Generally speaking, he said, the city is financially strong and “there’s a lot of exciting things happening.” Sometimes people run for office because they’re upset with something, he said, but he believes the interest in the mayor’s seat is high because people want to be part of the city’s upward momentum.
“I firmly believe that because Billings is doing well, it’s attracting interest,” he said. “I predict you’re going to see the same thing when it comes to the city administrator’s position.”
He was referring to the retirement of longtime City Administrator Tina Volek, who plans to leave her position when her contract expires on Sept. 30.
Hafer, the architect who was the first person to announce his candidacy in the city election, joked that he’s already accustomed to being called “mayor.”
After graduating from West High in 1972, he studied at Stanford University, during which he spent a year in Germany.
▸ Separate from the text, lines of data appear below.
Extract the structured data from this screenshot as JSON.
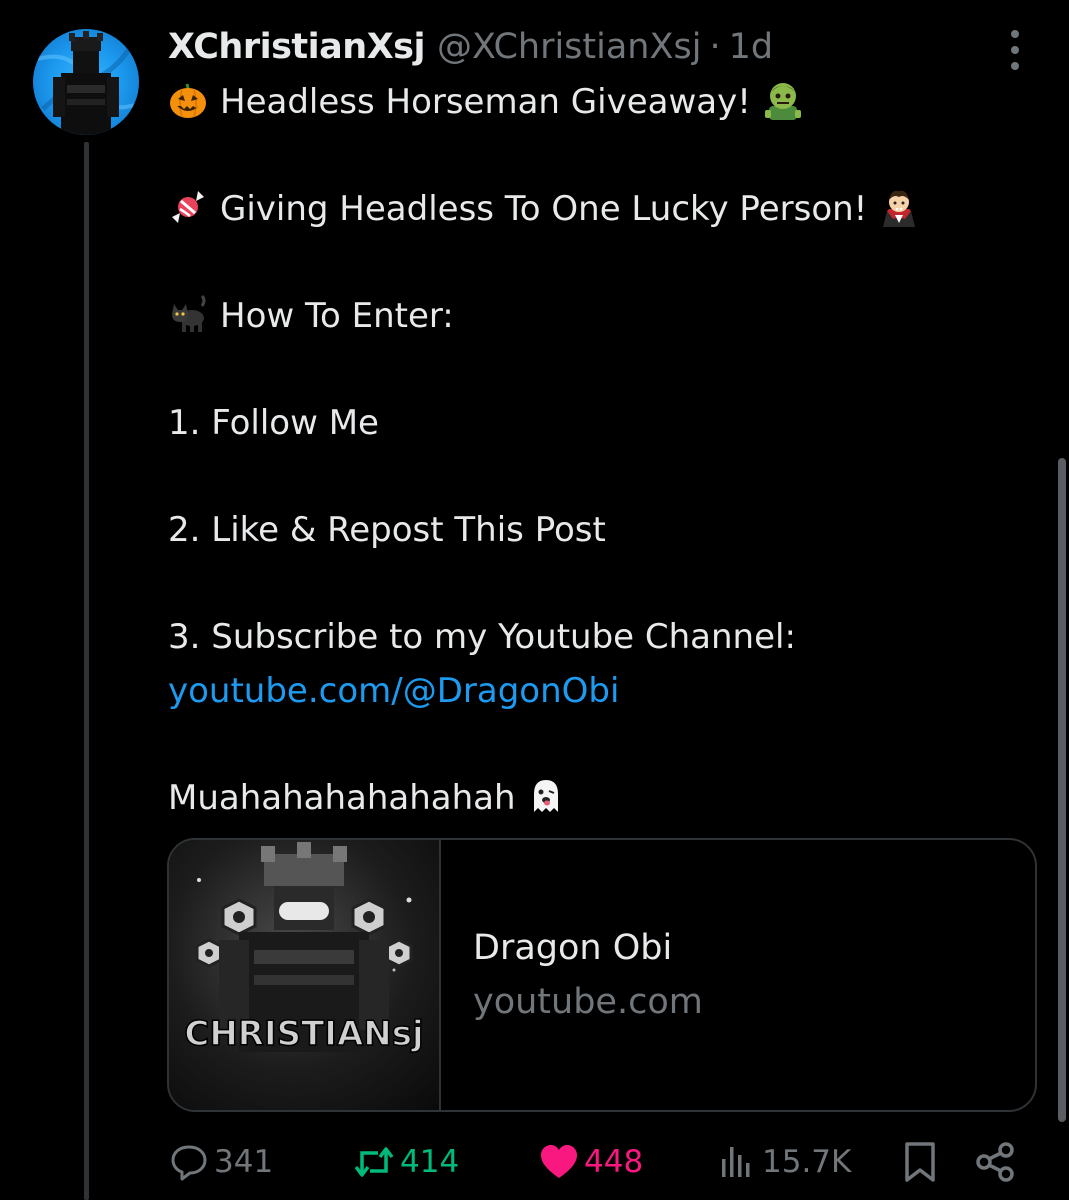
{
  "post": {
    "display_name": "XChristianXsj",
    "handle": "@XChristianXsj",
    "separator": "·",
    "time": "1d",
    "lines": {
      "line1": "Headless Horseman Giveaway!",
      "line2": "Giving Headless To One Lucky Person!",
      "line3": "How To Enter:",
      "step1": "1. Follow Me",
      "step2": "2. Like & Repost This Post",
      "step3": "3. Subscribe to my Youtube Channel:",
      "link": "youtube.com/@DragonObi",
      "outro": "Muahahahahahahah"
    },
    "emojis": {
      "line1_lead": "pumpkin-emoji",
      "line1_trail": "zombie-emoji",
      "line2_lead": "candy-emoji",
      "line2_trail": "vampire-emoji",
      "line3_lead": "black-cat-emoji",
      "outro_trail": "ghost-emoji"
    }
  },
  "card": {
    "title": "Dragon Obi",
    "domain": "youtube.com",
    "thumbnail_text": "CHRISTIANsj"
  },
  "actions": {
    "replies": "341",
    "reposts": "414",
    "likes": "448",
    "views": "15.7K"
  },
  "colors": {
    "background": "#000000",
    "text": "#e7e9ea",
    "muted": "#71767b",
    "link": "#1d9bf0",
    "repost": "#00ba7c",
    "like": "#f91880",
    "border": "#2f3336"
  }
}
He said he was passionate about his hometown and rarely missed a chance to talk it up with his fellow students.
“I was always talking about Billings, Montana,” he said. “It became kind of a joke. They started calling me the ‘mayor of Montana.’”
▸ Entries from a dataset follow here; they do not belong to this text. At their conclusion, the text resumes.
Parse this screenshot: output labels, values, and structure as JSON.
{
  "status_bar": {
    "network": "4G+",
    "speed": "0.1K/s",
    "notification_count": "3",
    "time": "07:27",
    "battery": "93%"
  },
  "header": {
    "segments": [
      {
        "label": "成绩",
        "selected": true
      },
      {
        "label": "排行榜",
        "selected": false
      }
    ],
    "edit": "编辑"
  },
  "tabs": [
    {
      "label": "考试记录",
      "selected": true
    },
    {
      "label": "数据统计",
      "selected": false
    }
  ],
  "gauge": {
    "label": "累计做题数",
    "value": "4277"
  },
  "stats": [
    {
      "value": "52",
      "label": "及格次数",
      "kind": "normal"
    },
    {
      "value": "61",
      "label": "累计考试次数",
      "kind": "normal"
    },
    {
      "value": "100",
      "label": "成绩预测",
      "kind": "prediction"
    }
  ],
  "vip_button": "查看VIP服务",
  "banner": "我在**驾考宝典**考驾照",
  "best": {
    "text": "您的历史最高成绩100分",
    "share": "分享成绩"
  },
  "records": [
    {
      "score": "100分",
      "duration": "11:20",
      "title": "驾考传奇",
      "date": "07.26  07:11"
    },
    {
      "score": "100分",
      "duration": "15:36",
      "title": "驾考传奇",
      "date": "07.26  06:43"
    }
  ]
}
Then, when he came back to Billings after having been gone for 20 years, he found himself constantly thinking about how to apply lessons learned in other cities and countries to what he saw in his newly rediscovered hometown.
“For me, travel was always about architecture or Billings, because the two were always intertwined,” he said. And whenever he drove around town with Janna, who would later become his wife, he was fond of pointing to something out the window and saying, “When I’m mayor…”
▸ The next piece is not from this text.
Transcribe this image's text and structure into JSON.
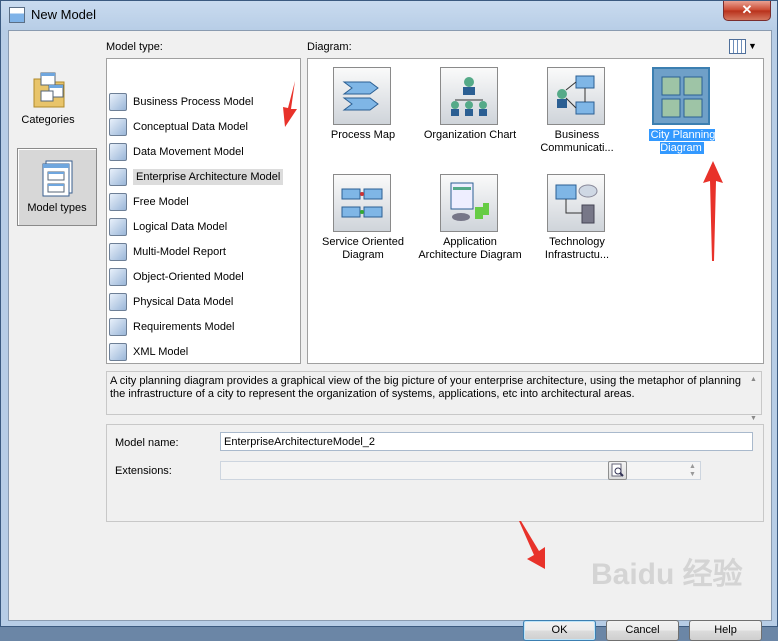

He and Janna went on to start High Plains Architects in 1999, focusing on sustainable building practices. More recently, they moved into an off-the-grid house in the heart of the city.
Hafer wants to make Billings a “center of excellence in sustainability,” and he wants to make it a place that locals can’t wait to talk about with visitors or friends in other cities. You see that kind of pride and knowledge of local history in places like Chicago and Portland, he said, and there’s no reason we can’t see that here.
He talks excitedly about overhauling the city’s zoning ordinances, of educating citizens on the value of downtown, high-density development, as opposed to subsidizing costly sprawl on virgin ground. He would also like to reform how the city handles solid waste, to reward people for diverting trash from the landfill.
“The problem is, there’s no direction,” he said. “There’s no commitment.”
He thinks he’s ready to provide both.
“I’m at a point in my life when I figure it’s time,” he said. “I’ve got the energy. I’ve got the interest.”
Essmann, the state legislator who wants to be mayor, did not respond to an interview request, but he laid out four priorities in a press release. He said he wants to complete the so-called Inner Belt Loop; establish a special unit to investigate and prosecute sexual assault cases; revitalize Montana State University Billings; and get the City Council back to playing its core role of setting policy for the city.